Brigitte is one of the biggest and most popular publications for women in Germany. The magazine is a blend of fashion, beauty, health, family and lifestyle, less glossy and more organic than its international competitors.
Now, Brigitte has announced its “ohne Models” (without models) campaign. From next year, all their editorial photo shoots will use amateur models. Brigitte says that fashion has changed, women have changed, the world around us has changed and therefore they want to start a revolution. Something along the lines of real fashion and real beauty with real models for real people. It is hard to tell whether the campaign is a mere marketing stunt or indicates a genuine shift.
I suspect that the term “amateur” is being used as a concept for a more real look. New opportunities could open up to models, who up until now have found little work because they do not conform to today’s standard model proportions.
The announcement has been promptly criticised by some figures in the fashion industry for the simple reason that any item of clothing looks good on a barely three-dimensional model. One fashion insider claimed that women did not want to look at real women in magazines when, in fact, the most voiced criticisms from women concern body shape and age.

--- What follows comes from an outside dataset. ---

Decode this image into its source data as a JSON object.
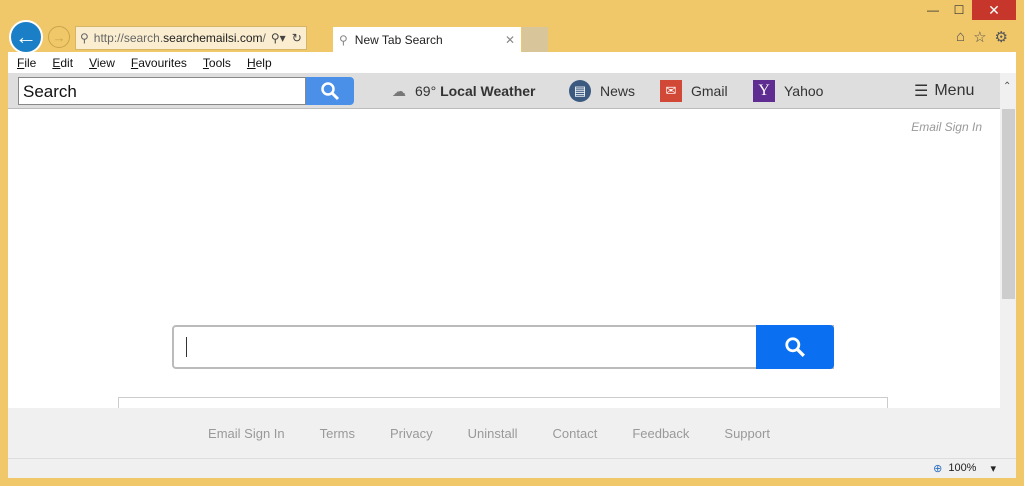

The fashion industry’s fantasy body ideals are disrespectful to women, who do not (want to) conform to those artificially created ideals.
Many photographers, too, I suspect, will be less than enthusiastic. It is much easier to work with professional models of standard specifications. They are a known quantity and you know exactly what you get. With amateur models, you have to work much harder.

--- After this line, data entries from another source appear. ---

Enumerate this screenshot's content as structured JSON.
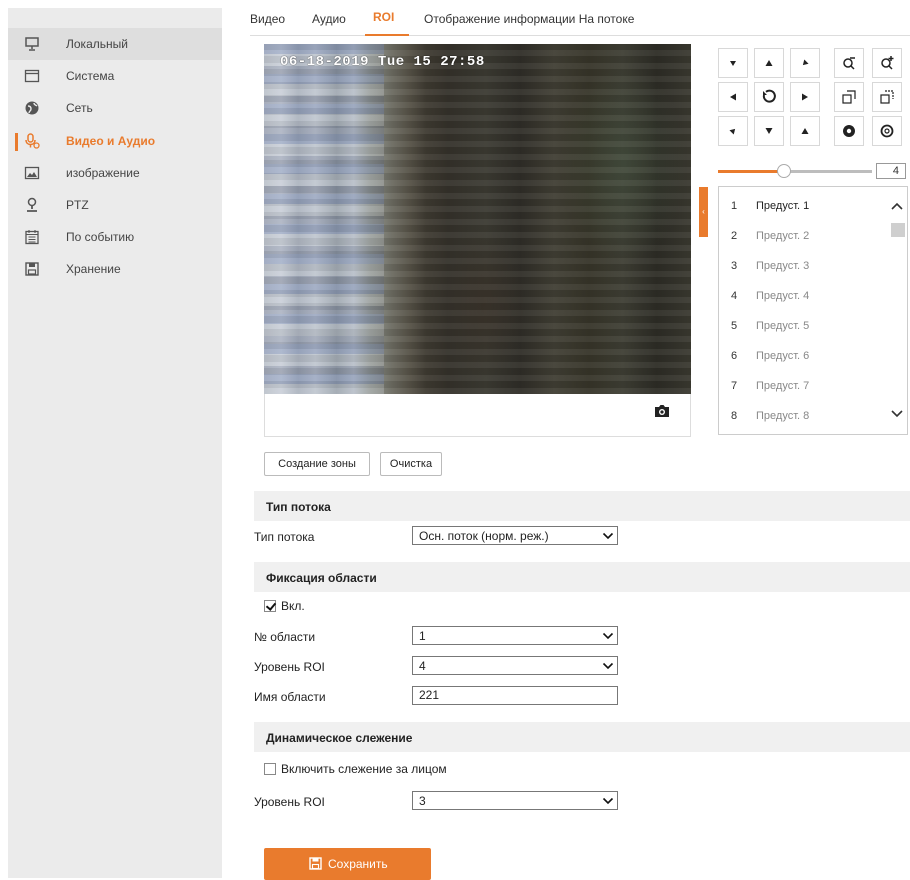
{
  "sidebar": {
    "items": [
      {
        "label": "Локальный",
        "icon": "monitor-icon"
      },
      {
        "label": "Система",
        "icon": "system-window-icon"
      },
      {
        "label": "Сеть",
        "icon": "network-globe-icon"
      },
      {
        "label": "Видео и Аудио",
        "icon": "microphone-video-icon"
      },
      {
        "label": "изображение",
        "icon": "image-icon"
      },
      {
        "label": "PTZ",
        "icon": "ptz-camera-icon"
      },
      {
        "label": "По событию",
        "icon": "event-calendar-icon"
      },
      {
        "label": "Хранение",
        "icon": "storage-disk-icon"
      }
    ],
    "active": "Видео и Аудио"
  },
  "tabs": [
    {
      "label": "Видео"
    },
    {
      "label": "Аудио"
    },
    {
      "label": "ROI"
    },
    {
      "label": "Отображение информации На потоке"
    }
  ],
  "active_tab": "ROI",
  "video": {
    "osd_text": "06-18-2019 Tue 15 27:58",
    "snapshot_icon": "camera-icon"
  },
  "ptz": {
    "speed_value": "4",
    "speed_level": 0.43,
    "buttons": [
      "pan-up-left",
      "pan-up",
      "pan-up-right",
      "zoom-out",
      "zoom-in",
      "pan-left",
      "auto-rotate",
      "pan-right",
      "focus-near",
      "focus-far",
      "pan-down-left",
      "pan-down",
      "pan-down-right",
      "iris-close",
      "iris-open"
    ]
  },
  "presets": [
    {
      "num": "1",
      "name": "Предуст. 1"
    },
    {
      "num": "2",
      "name": "Предуст. 2"
    },
    {
      "num": "3",
      "name": "Предуст. 3"
    },
    {
      "num": "4",
      "name": "Предуст. 4"
    },
    {
      "num": "5",
      "name": "Предуст. 5"
    },
    {
      "num": "6",
      "name": "Предуст. 6"
    },
    {
      "num": "7",
      "name": "Предуст. 7"
    },
    {
      "num": "8",
      "name": "Предуст. 8"
    }
  ],
  "actions": {
    "create_zone": "Создание зоны",
    "clear": "Очистка"
  },
  "stream_section": {
    "title": "Тип потока",
    "stream_type_label": "Тип потока",
    "stream_type_value": "Осн. поток (норм. реж.)"
  },
  "fixed_region": {
    "title": "Фиксация области",
    "enable_label": "Вкл.",
    "enabled": true,
    "region_no_label": "№ области",
    "region_no_value": "1",
    "roi_level_label": "Уровень ROI",
    "roi_level_value": "4",
    "region_name_label": "Имя области",
    "region_name_value": "221"
  },
  "dynamic_tracking": {
    "title": "Динамическое слежение",
    "face_tracking_label": "Включить слежение за лицом",
    "face_tracking_enabled": false,
    "roi_level_label": "Уровень ROI",
    "roi_level_value": "3"
  },
  "save_label": "Сохранить",
  "colors": {
    "accent": "#e97b2d",
    "sidebar_bg": "#ebebeb",
    "section_bg": "#f0f0f0"
  }
}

Ultimately, though, and from experience, working with amateur models is much more satisfying. I photograph people for a living. My clients come to me because they want to look good but remain themselves. I think that Brigitte’s announcement is really exciting, not just for women but for everybody. Women (men too, but not quite as much) are constantly expected to conform to ideals, which hardly anybody can match. Most annoyingly, looks seem to overrule personality, intellect and individuality.
Perhaps the most interesting aspect of Brigitte’s announcement is the fact that it promotes precisely the kind of individuality that commerce is trying to eliminate. To a greed based business community, which forms the basis of today’s society, only standardised products are profitable. A standard product with few variations means cheap production and high profits. Standard products, in turn, require standardised consumers, who are all content with buying the same or virtually indistinguishable products.
In my own work, I have always known that no one person is like another. My bespoke portraiture aims at expressing not someone’s looks but their personality. I believe that everybody is beautiful, it just depends on how you look at them.
In practise, this means that I have to work a bit harder than many photographers, who compete in the same market. To tailor a photo session to a client, I have to reject standard poses and set-ups, and I cannot re-use ideas over and over. I find out about my clients and their requirements and plan individual photo sessions accordingly.
Photographers need to show examples of their work to prospective clients. Nobody wants to commission a photographer, whose work they have not seen, nor should they. Around 80% of my work is for private clients. For clothed portraiture, I like to have examples of actual commissions in my portfolio. It is the only way of truthfully showing prospective clients what I am capable of doing for them. For lingerie and nude portraits, which accounts for nearly half of all my private client work, I have to use models in my portfolio. These models, too, are more often than not amateurs. When they are professional or part-time models, I like to use life models. So-called, because models pose – usually naked – for an artist to draw, paint, sculpt, etc., “from life”. In photography, life models are as close to “real” people as you can get without using amateurs.
One can only hope that Brigitte will also go easy on the digital retouching and the skin smoothing, which produces the ugly plastic skin effect that is so fashionable at the moment and faces far removed from reality.
Let us see the imperfections, too, and let us remember that imperfections are always only perceived. In any case, we all have them.